Seven years, two months, two weeks, and three days ago, I got on a plane with my family.
We had eight suitcases, containing clothes and shoes, linens, toys, books, laptops. Everything we would need to sustain us until the rest of our things – our beloved dining room set, bookcases, kitchen items, even more books and toys – arrived at our new home, that we had previously selected and rented. We had assistance on the ground from family and friends as we got through what I jokingly deemed “the worst vacation ever – we’re spending it in banks and offices.”

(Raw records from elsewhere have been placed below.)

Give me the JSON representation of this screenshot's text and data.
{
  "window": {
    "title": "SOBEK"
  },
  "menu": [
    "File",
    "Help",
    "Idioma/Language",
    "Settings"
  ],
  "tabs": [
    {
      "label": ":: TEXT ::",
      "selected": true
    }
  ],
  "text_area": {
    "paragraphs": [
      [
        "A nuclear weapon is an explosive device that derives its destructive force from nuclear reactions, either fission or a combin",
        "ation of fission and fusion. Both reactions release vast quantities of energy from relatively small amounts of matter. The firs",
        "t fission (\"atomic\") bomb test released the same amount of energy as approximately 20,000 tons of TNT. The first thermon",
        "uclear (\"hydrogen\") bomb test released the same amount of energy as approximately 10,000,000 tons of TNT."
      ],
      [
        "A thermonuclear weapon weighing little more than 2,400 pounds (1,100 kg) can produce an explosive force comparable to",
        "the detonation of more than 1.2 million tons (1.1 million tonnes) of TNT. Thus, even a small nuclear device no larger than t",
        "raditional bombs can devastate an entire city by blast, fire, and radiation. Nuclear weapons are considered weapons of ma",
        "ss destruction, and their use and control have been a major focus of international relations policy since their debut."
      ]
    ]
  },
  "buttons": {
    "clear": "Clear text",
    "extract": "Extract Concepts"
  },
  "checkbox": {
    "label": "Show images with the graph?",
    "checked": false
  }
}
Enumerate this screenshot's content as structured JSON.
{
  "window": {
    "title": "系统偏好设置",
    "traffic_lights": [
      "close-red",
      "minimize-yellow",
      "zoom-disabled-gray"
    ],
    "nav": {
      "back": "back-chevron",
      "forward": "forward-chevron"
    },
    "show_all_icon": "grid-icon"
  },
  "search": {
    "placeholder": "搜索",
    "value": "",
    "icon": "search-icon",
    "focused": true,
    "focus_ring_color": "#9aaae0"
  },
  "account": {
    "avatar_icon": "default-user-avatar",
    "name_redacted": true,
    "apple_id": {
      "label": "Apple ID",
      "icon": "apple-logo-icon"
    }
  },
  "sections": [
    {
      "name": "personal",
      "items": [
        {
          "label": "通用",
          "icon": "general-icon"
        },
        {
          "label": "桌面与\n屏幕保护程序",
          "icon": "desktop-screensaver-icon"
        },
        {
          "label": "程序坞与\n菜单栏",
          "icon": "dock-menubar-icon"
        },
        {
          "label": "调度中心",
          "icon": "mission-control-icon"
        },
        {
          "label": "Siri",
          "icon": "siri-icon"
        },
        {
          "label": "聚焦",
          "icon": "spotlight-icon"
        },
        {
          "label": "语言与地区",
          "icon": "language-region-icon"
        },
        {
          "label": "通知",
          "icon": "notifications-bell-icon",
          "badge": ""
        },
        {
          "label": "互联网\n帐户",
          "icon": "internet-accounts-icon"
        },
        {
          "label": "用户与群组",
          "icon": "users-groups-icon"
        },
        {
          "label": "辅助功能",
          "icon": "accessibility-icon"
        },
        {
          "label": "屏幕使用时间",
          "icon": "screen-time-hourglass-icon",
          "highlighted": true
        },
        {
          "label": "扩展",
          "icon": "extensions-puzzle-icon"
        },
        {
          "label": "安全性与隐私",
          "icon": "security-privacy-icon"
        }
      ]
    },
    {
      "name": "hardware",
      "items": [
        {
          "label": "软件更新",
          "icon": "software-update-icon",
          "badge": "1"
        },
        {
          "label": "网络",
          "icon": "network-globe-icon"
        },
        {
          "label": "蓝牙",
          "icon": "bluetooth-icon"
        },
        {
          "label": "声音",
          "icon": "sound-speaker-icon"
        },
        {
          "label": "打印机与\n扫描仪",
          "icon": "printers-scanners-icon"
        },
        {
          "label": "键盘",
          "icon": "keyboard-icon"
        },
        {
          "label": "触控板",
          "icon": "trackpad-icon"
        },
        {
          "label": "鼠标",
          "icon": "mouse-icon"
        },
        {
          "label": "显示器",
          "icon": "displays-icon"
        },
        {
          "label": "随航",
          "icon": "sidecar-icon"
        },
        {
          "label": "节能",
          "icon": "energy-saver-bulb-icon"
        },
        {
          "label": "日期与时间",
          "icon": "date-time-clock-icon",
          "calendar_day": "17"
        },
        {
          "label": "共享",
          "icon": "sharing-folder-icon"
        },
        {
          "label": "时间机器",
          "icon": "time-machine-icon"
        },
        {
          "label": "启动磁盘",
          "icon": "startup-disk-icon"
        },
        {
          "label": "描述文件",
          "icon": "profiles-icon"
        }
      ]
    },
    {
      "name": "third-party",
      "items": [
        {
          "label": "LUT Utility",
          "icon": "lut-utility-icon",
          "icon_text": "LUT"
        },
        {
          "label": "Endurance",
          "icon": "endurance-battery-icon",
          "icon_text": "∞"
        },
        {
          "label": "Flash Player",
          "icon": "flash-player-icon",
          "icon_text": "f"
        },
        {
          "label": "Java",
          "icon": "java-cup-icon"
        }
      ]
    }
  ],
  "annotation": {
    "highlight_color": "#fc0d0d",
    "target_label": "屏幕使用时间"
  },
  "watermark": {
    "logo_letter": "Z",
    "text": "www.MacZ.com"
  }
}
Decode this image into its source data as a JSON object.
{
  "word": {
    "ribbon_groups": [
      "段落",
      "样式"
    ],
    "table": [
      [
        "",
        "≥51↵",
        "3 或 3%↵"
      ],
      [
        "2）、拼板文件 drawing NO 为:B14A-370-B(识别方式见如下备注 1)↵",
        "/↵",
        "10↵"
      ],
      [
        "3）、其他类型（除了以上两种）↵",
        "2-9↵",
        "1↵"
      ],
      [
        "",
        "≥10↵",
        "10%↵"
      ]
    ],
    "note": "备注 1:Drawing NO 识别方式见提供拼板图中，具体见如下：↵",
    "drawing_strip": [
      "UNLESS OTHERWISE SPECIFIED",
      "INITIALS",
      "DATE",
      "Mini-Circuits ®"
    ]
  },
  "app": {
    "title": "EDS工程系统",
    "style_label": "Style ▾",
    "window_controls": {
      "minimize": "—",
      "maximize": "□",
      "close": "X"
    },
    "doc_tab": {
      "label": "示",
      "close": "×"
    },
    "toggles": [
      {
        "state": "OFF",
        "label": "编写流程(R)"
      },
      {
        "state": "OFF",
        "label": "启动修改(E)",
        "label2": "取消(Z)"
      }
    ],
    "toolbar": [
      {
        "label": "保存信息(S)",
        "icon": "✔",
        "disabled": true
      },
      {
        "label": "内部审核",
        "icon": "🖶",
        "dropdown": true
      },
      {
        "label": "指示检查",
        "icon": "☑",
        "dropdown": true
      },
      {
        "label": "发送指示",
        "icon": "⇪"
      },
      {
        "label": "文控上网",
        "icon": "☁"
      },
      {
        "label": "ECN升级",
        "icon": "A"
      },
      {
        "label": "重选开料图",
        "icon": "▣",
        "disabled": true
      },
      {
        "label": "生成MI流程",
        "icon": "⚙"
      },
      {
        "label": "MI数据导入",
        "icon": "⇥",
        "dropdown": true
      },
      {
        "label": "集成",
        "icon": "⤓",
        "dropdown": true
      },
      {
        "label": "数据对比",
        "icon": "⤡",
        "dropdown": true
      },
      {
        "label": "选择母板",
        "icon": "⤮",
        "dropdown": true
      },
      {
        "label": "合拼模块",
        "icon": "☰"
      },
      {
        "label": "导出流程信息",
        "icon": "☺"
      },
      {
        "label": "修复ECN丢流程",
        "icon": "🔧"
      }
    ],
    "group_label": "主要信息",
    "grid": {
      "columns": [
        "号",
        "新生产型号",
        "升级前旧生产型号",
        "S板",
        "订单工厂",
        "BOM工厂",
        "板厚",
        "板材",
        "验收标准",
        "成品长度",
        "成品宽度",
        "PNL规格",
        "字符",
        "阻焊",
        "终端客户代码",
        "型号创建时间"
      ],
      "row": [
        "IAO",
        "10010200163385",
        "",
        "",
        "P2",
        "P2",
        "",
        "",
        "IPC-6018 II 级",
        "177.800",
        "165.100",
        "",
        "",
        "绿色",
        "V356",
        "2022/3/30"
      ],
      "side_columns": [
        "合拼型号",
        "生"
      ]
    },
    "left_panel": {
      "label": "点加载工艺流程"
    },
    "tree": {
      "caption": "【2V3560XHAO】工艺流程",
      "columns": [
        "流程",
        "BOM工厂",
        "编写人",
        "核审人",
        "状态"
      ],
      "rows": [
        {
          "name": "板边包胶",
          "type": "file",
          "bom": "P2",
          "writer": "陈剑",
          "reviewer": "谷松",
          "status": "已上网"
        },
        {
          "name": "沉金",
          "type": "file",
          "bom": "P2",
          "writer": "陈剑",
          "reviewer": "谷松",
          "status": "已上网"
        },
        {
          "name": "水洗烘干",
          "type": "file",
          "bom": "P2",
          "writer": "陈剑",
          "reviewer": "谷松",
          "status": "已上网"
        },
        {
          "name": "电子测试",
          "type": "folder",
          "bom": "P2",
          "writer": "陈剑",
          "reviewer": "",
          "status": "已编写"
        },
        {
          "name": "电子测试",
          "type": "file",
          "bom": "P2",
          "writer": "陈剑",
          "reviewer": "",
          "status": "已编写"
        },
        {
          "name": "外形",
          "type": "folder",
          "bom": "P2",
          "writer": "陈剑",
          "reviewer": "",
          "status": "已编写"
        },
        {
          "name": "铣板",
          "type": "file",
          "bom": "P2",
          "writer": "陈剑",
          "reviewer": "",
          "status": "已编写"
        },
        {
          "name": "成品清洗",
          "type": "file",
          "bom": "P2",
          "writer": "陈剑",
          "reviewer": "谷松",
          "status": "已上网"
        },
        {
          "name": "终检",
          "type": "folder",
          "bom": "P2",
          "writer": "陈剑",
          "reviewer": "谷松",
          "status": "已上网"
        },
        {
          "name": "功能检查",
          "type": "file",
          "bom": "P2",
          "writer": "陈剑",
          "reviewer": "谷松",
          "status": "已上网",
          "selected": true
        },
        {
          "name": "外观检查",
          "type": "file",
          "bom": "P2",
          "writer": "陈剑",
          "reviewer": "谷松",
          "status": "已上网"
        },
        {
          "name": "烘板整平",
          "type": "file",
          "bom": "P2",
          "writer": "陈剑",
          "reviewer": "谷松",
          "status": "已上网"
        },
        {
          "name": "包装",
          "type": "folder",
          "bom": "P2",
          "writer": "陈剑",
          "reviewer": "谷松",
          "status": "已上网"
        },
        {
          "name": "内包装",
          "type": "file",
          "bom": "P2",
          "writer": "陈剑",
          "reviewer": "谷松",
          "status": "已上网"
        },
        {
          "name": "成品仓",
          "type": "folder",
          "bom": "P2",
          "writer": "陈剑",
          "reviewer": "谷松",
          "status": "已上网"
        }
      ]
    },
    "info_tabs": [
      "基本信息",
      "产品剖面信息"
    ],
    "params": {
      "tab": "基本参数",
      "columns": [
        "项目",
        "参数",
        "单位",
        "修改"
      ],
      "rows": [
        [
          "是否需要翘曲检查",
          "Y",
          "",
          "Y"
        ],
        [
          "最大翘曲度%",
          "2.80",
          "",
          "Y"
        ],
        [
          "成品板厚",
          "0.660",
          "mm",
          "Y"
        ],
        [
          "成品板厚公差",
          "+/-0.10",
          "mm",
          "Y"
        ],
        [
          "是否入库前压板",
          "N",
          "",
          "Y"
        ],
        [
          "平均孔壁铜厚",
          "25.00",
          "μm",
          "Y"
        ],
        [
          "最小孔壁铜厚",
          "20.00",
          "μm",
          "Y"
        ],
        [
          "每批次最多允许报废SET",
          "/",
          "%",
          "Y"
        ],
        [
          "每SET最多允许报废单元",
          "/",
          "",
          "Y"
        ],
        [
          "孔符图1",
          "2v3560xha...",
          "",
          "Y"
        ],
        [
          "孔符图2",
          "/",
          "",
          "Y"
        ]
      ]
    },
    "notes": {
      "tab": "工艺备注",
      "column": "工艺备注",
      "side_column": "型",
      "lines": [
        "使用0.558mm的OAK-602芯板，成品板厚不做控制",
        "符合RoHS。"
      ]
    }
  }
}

But my immigration story is not like many stories. It started in safety and comfort and ended in safety and comfort. I have two passports. My new government offers me money for my children, gives me health insurance at affordable rates, and allows me many freedoms.
My old government also allowed me many freedoms. I lived there in safety, had jobs and friends and a place to live. I worshiped as I pleased. Privilege can cross continents.
This isn’t about me.
This is about the people who are fleeing for their lives because their countries are literally burning down around them.
This is about the people whose religion, gender, race, orientation, political affiliation, or status are persecuted in their hometowns.
The people who just want to be able to see the sun and walk around without fear of being hurt. Who want to be able to get a job and put food on the table. To practice their religion, raise kids, love, learn, and live.
While my privilege as an immigrant is so obvious it’s nearly blinding, I think these are some things that I share with other immigrants:
- I want to “do right” by my new country.
- I want to serve it.
- I want to make it better.
- I see its flaws, but I am nevertheless so happy to be a part of it.
- I want my children to be a part of it, to be fully fluent in its language and culture in a way I will never be.
- I want to be from here, not see this place as a way station.
The idea that immigrants, especially people who are seeking refuge, are poison is poisonous to me.